Rep. Justin Harris wants the Arkansas legislature to interpose itself against the Constitution of the U.S. and block a proposed DHS rule that would ban using public money to teach religion in pre-schools. Harris is scoring hundreds of thousands for doing just this and so has Sen. Johnny Key.
Real simple: 1) Harris and Key can take the money and stop teaching religion. 2) They can teach religion and stop taking the money. 3) They can take the money, keep teaching religion, get the state sued and Arkansas pays a ton in attorney fees plus more national embarrassment.
UPDATE: Further fulmination:
* WHAT ABOUT JOHNNY KEY: Sen. Key, whose family rakes in a million or more public dollars at daycares that have included religious exercises, seems to be absent from press coverage of events. Why? Because he's one of the saner members of the Republican delegation? He, too, should be held accountable. Does he contend he may hold religious exercises with public money? Does he oppose the rule?
* WATCH JUSTIN HARRIS: Justin Harris SAYS he won't hold religion instruction until after the 7-hour state-financed school day. Watch him like a hawk. Is he using state-paid employees who receive no other money from him to continue to care for children and read Bible to them? If he is, he's violating the Constitution.

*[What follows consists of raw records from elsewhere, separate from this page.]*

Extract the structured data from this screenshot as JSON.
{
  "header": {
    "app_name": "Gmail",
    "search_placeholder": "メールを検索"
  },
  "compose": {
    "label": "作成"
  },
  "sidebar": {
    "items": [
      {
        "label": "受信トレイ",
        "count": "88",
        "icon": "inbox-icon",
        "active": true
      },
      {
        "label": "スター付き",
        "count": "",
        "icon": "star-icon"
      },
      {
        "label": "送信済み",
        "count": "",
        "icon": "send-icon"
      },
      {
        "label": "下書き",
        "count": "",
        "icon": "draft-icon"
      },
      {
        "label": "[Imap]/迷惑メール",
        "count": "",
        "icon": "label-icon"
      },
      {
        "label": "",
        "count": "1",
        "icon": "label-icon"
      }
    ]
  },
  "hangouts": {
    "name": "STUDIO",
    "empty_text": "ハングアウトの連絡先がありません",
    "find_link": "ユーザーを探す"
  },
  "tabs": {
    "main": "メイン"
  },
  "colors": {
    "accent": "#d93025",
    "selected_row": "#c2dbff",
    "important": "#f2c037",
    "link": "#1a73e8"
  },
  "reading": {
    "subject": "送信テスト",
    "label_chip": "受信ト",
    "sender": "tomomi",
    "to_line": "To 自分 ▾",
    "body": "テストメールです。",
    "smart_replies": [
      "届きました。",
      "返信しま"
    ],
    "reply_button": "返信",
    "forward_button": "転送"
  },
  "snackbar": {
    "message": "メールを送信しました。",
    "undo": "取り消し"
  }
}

* THE STATE'S FAILURE: Justin Harris tried to set off a witch hunt yesterday — and the D-G took him up on it — to make the story about who called in an outside group over his blatant unconstitutional actions. Matt Campbell called Americans United for Church and State because the state had failed to act. Harris' religious orientation was a well-known fact, often mentioned here. The state Human Services Department and Education Department turned a blind eye. It wouldn't enforce a statute that is on the books to prohibit this. The state needs no rule to enforce the Constitution. This should not be a question about letting American United sue Justin Harris. This should have long ago been open-and-shut. The state should have ceased providing money to religious schools. It didn't. And now Justin Harris wants you to believe he's the damaged party, not the Constitution. Gov. Beebe, DHS, Attorney General McDaniel. Do any of you have any respect for the Constitution? DHS, clearly, has little. It has written the superfluous rules in a way that, without 24-hour monitoring, Harris is almost certain to continue to flout church-state separation. Disappointing. Take the preacher's money away and let him sue Arkansas. An outside agency shouldn't have to carry the ball to get the state to do right.
* THE STATE'S FAILURE II: While it was so busy letting Justin Harris do whatever he wanted at his publicly funded ($800,000 or so counting food and other programs) daycare, DHS apparently wasn't keeping its eye on the ball with a Head Start provider in Russellville, which had to shut temporarily this week because it was out of money. This kind of thing is rarely a one-day hiccup. (This problem is unrelated to Head Start operations based at UAMS in Little Rock.)